The records under this task must be duplicated exactly.

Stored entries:
----

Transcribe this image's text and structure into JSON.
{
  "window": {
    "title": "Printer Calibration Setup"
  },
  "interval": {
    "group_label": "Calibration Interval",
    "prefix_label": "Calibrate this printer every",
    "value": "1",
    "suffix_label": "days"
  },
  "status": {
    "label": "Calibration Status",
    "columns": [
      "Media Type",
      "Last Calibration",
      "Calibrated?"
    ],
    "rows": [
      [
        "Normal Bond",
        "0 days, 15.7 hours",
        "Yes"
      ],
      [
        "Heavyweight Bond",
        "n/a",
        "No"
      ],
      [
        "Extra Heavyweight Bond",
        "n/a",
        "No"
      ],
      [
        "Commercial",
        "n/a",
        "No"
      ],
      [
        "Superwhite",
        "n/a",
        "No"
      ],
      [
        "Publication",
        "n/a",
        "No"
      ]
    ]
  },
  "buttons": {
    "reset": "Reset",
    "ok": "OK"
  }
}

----

# Result of this exercise
Transcribe this image's text and structure into JSON.
{
  "window": {
    "title": "Printer Calibration Setup"
  },
  "interval": {
    "group_label": "Calibration Interval",
    "prefix_label": "Calibrate this printer every",
    "value": "1",
    "suffix_label": "days"
  },
  "status": {
    "label": "Calibration Status",
    "columns": [
      "Media Type",
      "Last Calibration",
      "Calibrated?"
    ],
    "rows": [
      [
        "Normal Bond",
        "0 days, 15.7 hours",
        "Yes"
      ],
      [
        "Heavyweight Bond",
        "n/a",
        "No"
      ],
      [
        "Extra Heavyweight Bond",
        "n/a",
        "No"
      ],
      [
        "Commercial",
        "n/a",
        "No"
      ],
      [
        "Superwhite",
        "n/a",
        "No"
      ],
      [
        "Publication",
        "n/a",
        "No"
      ]
    ]
  },
  "buttons": {
    "reset": "Reset",
    "ok": "OK"
  }
}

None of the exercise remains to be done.